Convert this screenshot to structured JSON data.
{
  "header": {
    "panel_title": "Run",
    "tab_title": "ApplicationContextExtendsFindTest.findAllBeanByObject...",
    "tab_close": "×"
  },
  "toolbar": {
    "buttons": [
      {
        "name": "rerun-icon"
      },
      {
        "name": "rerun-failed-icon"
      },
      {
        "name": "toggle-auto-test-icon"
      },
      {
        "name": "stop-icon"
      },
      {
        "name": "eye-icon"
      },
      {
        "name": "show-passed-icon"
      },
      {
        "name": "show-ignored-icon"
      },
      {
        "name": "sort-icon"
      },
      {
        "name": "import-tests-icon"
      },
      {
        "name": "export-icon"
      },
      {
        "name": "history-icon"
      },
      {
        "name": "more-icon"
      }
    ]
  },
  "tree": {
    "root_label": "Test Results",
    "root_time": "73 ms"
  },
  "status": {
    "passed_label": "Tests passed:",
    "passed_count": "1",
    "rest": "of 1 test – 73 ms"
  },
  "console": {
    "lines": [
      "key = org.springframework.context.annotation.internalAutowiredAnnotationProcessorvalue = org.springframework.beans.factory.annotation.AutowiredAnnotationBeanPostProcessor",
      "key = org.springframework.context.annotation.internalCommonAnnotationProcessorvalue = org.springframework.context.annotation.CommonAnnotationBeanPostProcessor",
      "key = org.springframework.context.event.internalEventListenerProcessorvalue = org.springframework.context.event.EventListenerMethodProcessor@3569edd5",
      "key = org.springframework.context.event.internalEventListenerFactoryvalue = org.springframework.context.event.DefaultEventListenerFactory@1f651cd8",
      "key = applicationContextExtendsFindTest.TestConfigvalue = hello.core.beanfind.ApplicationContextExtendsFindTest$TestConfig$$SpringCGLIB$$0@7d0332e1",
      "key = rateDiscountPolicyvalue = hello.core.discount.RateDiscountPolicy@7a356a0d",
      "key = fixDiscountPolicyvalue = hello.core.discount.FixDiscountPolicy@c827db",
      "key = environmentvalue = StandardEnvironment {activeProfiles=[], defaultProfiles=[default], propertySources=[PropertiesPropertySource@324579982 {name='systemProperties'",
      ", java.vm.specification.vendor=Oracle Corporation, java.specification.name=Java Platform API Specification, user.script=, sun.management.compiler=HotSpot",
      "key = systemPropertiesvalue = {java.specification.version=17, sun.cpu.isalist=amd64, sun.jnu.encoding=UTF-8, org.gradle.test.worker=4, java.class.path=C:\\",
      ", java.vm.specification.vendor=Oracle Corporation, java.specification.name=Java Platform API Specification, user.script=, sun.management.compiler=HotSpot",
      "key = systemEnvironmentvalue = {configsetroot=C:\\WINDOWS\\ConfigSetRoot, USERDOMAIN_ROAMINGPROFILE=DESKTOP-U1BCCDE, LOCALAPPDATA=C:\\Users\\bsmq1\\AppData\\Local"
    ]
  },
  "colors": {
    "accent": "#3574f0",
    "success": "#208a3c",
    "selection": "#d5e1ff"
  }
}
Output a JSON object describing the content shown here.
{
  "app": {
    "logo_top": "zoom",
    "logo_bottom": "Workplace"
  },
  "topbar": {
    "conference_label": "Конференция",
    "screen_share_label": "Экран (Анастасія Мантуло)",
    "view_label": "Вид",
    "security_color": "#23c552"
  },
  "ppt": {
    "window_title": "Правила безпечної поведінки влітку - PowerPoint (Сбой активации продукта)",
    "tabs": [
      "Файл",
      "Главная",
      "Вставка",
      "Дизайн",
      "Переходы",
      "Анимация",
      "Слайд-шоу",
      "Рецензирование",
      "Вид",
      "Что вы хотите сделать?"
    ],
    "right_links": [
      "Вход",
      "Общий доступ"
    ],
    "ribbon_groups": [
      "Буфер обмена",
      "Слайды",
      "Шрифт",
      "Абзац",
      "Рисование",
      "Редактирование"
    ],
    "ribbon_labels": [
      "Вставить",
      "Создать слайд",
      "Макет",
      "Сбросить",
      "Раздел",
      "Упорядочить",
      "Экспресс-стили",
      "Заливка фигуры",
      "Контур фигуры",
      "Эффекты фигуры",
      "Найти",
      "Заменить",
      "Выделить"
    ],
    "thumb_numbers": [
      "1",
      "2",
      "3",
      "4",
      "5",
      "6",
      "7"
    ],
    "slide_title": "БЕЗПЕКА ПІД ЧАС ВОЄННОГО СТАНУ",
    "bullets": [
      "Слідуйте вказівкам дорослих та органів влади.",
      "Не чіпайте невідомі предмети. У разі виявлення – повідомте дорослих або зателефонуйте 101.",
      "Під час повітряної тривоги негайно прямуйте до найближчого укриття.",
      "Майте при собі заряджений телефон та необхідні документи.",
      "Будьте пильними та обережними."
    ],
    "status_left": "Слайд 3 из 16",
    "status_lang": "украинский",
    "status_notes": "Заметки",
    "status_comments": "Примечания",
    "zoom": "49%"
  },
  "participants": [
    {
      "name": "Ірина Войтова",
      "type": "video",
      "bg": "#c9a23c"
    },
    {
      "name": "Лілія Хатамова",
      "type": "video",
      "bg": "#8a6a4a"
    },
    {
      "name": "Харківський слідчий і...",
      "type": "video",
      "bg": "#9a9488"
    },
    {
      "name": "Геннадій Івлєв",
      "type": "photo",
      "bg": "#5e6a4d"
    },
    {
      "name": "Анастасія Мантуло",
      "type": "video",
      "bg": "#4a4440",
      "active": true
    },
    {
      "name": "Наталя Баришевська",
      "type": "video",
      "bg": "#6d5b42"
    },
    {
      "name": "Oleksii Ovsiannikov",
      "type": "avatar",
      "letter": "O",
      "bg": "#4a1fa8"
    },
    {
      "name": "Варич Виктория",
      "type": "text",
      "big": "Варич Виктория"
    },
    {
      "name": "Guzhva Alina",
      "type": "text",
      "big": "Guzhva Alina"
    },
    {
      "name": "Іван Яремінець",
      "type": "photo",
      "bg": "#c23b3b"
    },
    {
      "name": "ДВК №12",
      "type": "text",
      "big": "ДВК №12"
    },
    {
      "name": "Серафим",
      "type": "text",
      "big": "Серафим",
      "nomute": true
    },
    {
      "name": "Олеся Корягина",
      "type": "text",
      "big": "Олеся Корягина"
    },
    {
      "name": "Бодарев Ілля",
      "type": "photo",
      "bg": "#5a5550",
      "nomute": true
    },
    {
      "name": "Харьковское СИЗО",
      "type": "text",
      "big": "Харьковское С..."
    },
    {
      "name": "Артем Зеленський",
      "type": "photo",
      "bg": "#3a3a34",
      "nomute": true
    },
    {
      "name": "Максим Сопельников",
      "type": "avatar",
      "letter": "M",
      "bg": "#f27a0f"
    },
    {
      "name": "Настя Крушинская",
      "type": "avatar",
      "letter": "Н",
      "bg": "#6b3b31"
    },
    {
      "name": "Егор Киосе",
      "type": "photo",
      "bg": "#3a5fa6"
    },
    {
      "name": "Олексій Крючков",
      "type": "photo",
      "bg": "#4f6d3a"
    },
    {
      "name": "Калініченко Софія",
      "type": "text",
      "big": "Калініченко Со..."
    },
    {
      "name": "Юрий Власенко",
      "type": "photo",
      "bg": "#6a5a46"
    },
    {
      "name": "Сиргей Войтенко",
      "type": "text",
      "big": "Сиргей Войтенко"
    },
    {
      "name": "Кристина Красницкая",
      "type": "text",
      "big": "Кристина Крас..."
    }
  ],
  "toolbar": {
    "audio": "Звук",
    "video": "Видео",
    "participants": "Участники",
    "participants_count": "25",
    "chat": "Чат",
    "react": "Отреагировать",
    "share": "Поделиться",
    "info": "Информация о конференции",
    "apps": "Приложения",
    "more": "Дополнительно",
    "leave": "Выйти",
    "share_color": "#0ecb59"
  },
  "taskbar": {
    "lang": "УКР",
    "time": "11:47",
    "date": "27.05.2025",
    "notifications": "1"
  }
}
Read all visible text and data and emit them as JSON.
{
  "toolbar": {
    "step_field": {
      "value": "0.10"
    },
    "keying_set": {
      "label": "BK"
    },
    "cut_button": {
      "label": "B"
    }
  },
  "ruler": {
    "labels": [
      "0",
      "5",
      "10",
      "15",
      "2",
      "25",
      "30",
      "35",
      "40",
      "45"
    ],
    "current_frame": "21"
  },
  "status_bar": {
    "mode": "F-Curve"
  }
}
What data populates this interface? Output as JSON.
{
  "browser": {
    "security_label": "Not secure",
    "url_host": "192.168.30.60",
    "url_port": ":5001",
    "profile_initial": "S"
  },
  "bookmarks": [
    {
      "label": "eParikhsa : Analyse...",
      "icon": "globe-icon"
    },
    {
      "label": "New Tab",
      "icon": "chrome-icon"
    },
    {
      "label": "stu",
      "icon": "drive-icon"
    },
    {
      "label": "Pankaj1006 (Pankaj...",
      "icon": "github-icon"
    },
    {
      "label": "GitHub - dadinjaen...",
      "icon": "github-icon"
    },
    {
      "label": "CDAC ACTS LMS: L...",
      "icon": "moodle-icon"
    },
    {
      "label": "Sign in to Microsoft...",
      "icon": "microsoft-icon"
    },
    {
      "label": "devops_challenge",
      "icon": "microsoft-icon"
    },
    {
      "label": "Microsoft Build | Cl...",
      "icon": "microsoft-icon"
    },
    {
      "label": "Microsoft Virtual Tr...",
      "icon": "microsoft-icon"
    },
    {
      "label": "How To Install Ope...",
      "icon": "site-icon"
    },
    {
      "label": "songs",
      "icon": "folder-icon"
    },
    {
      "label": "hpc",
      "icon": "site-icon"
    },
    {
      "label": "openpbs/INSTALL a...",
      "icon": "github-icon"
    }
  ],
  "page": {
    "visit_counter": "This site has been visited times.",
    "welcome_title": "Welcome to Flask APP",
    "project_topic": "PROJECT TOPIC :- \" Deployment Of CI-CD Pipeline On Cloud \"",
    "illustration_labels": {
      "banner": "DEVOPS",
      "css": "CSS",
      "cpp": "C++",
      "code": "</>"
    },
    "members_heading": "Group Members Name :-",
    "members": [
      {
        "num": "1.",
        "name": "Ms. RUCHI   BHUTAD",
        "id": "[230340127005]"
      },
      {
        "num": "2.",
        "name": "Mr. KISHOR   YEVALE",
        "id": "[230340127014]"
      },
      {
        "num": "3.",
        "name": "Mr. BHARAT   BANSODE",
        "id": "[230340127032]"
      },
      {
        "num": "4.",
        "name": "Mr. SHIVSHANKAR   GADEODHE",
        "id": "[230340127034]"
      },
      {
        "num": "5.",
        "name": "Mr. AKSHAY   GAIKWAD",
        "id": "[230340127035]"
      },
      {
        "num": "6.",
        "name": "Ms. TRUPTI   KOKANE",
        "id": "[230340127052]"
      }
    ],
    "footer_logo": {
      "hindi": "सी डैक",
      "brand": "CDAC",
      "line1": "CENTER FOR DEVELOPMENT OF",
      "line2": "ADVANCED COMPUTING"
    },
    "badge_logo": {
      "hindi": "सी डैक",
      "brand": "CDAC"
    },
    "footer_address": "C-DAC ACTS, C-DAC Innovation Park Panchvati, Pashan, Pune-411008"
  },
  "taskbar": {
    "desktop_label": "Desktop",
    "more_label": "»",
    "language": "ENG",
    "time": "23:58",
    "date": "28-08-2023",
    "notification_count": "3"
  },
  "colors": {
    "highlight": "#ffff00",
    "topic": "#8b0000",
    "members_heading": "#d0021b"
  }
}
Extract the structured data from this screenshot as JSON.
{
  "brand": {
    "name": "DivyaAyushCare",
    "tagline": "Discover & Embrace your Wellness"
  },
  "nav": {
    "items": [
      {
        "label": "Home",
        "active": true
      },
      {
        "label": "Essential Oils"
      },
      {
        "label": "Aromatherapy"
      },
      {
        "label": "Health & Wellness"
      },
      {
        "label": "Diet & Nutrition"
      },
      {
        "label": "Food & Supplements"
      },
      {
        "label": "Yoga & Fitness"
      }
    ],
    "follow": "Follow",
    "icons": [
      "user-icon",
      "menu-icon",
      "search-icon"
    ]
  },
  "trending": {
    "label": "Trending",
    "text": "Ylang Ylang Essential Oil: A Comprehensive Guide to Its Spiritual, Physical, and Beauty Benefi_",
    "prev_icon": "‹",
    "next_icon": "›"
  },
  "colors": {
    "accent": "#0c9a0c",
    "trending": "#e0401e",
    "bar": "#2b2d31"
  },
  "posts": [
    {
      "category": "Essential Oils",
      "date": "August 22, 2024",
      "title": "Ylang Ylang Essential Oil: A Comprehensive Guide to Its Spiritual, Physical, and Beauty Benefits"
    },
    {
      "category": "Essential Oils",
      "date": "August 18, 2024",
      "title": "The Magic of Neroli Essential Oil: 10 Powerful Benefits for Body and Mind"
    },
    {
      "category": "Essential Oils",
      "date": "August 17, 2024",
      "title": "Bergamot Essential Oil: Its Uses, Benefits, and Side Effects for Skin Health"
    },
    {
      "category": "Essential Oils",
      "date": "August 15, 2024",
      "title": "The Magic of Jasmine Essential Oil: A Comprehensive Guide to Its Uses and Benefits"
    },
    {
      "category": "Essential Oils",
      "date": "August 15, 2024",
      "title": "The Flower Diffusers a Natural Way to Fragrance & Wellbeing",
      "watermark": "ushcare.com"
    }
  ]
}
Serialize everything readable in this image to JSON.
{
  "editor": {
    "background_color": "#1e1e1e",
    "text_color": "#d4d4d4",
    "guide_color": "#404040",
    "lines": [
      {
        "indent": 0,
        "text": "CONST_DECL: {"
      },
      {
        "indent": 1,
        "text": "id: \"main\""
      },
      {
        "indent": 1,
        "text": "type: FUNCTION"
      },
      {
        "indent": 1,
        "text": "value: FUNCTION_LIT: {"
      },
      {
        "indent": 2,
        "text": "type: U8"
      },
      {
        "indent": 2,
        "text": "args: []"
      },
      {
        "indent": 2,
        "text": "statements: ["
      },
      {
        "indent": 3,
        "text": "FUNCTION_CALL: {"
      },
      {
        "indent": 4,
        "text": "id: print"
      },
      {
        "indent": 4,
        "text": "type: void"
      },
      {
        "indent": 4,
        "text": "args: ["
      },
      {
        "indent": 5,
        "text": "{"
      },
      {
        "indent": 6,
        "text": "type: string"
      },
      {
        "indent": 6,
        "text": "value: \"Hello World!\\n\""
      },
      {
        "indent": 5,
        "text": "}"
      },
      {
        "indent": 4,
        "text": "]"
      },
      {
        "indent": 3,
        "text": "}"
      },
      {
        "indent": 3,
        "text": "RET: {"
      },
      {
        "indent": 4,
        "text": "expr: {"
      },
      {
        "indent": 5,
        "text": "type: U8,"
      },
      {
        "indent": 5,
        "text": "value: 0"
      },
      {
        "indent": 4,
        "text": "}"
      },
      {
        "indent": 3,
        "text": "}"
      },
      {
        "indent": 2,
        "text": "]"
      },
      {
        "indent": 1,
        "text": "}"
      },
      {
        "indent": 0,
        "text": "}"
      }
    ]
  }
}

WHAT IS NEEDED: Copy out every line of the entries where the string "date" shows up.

SOLUTION TO THIS EXERCISE:
    "date": "27.05.2025",
    "date": "28-08-2023",
      "date": "August 22, 2024",
      "date": "August 18, 2024",
      "date": "August 17, 2024",
      "date": "August 15, 2024",
      "date": "August 15, 2024",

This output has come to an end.